• [Activity]:
Reproduce verbatim, line by line, everything from the line containing "Output a JSON" to the last line of the listing below; add nothing.

• [Source material]:
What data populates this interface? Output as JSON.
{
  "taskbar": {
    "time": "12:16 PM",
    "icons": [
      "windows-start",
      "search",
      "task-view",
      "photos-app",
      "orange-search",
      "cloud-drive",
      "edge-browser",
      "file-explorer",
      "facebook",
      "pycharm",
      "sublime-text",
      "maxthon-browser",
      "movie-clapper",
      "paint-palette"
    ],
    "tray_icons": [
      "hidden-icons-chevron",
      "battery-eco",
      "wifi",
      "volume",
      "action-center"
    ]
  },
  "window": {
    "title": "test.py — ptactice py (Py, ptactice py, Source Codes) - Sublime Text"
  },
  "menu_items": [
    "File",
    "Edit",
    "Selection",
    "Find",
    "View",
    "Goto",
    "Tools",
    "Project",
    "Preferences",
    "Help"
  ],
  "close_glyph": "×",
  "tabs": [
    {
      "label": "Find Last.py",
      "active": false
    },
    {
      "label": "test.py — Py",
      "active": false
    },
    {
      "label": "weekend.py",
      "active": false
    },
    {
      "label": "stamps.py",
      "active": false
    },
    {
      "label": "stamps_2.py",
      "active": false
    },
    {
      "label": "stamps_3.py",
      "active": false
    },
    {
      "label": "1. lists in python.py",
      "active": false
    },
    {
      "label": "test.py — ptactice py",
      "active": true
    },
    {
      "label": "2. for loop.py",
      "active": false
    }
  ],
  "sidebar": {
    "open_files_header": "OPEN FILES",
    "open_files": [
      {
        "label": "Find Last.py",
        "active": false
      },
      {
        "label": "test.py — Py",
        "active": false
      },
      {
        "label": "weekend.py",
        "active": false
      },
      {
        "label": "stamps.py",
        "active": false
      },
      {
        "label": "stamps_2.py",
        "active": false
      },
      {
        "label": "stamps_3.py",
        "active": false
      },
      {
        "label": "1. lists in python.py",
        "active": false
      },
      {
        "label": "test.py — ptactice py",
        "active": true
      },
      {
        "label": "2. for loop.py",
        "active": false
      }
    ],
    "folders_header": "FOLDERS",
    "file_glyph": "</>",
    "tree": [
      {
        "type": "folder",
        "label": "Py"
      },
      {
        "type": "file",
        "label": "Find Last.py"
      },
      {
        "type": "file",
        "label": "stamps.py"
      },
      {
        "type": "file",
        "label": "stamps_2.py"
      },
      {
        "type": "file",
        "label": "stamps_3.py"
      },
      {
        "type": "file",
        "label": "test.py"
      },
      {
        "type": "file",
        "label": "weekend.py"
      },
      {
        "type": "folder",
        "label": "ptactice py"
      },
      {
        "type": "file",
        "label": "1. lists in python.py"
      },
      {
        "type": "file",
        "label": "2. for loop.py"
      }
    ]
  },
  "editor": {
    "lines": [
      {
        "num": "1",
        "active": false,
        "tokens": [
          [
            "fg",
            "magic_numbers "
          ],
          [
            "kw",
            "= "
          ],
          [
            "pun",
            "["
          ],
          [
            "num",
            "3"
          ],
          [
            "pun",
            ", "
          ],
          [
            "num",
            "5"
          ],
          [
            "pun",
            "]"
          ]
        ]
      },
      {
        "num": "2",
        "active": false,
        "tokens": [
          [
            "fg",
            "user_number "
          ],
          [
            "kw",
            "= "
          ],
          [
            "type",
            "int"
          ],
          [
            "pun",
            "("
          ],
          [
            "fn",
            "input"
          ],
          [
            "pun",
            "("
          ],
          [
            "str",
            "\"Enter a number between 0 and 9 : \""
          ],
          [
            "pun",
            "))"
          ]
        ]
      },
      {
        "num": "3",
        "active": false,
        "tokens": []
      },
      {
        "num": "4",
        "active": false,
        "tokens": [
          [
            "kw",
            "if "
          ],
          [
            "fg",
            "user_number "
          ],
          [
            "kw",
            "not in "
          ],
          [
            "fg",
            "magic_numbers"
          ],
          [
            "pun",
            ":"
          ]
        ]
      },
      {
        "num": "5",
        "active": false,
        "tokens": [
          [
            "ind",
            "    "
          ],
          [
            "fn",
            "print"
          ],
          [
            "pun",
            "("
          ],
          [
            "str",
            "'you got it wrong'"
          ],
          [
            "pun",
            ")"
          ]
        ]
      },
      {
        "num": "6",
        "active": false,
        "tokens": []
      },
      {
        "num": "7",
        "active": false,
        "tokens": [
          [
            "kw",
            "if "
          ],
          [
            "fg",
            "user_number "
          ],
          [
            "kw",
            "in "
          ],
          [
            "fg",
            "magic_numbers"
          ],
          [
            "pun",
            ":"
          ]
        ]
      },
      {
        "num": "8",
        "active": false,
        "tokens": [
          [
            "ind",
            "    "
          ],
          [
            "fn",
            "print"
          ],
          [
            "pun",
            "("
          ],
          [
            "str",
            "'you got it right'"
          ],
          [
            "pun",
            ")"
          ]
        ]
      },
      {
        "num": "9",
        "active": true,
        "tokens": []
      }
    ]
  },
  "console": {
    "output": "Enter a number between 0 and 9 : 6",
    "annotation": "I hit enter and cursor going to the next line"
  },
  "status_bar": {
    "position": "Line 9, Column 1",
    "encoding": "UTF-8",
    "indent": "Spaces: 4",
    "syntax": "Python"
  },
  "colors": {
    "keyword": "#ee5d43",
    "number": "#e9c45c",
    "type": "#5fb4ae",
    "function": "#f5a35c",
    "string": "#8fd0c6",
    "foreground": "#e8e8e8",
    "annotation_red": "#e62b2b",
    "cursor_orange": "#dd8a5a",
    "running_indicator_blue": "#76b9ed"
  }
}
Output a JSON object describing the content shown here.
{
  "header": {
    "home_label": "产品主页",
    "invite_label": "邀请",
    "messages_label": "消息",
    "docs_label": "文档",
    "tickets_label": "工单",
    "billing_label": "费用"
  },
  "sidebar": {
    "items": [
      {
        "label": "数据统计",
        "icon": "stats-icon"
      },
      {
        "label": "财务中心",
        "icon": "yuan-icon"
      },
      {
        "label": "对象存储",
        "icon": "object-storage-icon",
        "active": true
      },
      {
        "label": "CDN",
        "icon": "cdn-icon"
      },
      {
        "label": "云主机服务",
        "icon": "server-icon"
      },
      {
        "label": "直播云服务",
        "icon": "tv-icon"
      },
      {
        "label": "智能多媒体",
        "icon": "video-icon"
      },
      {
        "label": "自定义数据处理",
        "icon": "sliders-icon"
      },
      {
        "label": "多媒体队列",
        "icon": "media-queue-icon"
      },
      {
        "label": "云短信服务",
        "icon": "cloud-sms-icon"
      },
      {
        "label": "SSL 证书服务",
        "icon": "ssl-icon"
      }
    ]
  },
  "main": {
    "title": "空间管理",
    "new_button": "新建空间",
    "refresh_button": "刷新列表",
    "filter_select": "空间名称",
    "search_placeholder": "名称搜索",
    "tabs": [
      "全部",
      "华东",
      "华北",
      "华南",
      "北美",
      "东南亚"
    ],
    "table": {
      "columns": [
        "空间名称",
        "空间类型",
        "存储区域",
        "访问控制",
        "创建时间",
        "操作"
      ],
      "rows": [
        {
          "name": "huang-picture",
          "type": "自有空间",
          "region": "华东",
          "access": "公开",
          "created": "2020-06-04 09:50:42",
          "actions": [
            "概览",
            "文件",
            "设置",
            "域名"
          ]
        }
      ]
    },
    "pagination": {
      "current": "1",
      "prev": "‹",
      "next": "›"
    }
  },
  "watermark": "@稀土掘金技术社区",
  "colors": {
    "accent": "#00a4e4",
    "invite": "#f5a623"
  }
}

• [Response below]:
Output a JSON object describing the content shown here.
{
  "header": {
    "home_label": "产品主页",
    "invite_label": "邀请",
    "messages_label": "消息",
    "docs_label": "文档",
    "tickets_label": "工单",
    "billing_label": "费用"
  },
  "sidebar": {
    "items": [
      {
        "label": "数据统计",
        "icon": "stats-icon"
      },
      {
        "label": "财务中心",
        "icon": "yuan-icon"
      },
      {
        "label": "对象存储",
        "icon": "object-storage-icon",
        "active": true
      },
      {
        "label": "CDN",
        "icon": "cdn-icon"
      },
      {
        "label": "云主机服务",
        "icon": "server-icon"
      },
      {
        "label": "直播云服务",
        "icon": "tv-icon"
      },
      {
        "label": "智能多媒体",
        "icon": "video-icon"
      },
      {
        "label": "自定义数据处理",
        "icon": "sliders-icon"
      },
      {
        "label": "多媒体队列",
        "icon": "media-queue-icon"
      },
      {
        "label": "云短信服务",
        "icon": "cloud-sms-icon"
      },
      {
        "label": "SSL 证书服务",
        "icon": "ssl-icon"
      }
    ]
  },
  "main": {
    "title": "空间管理",
    "new_button": "新建空间",
    "refresh_button": "刷新列表",
    "filter_select": "空间名称",
    "search_placeholder": "名称搜索",
    "tabs": [
      "全部",
      "华东",
      "华北",
      "华南",
      "北美",
      "东南亚"
    ],
    "table": {
      "columns": [
        "空间名称",
        "空间类型",
        "存储区域",
        "访问控制",
        "创建时间",
        "操作"
      ],
      "rows": [
        {
          "name": "huang-picture",
          "type": "自有空间",
          "region": "华东",
          "access": "公开",
          "created": "2020-06-04 09:50:42",
          "actions": [
            "概览",
            "文件",
            "设置",
            "域名"
          ]
        }
      ]
    },
    "pagination": {
      "current": "1",
      "prev": "‹",
      "next": "›"
    }
  },
  "watermark": "@稀土掘金技术社区",
  "colors": {
    "accent": "#00a4e4",
    "invite": "#f5a623"
  }
}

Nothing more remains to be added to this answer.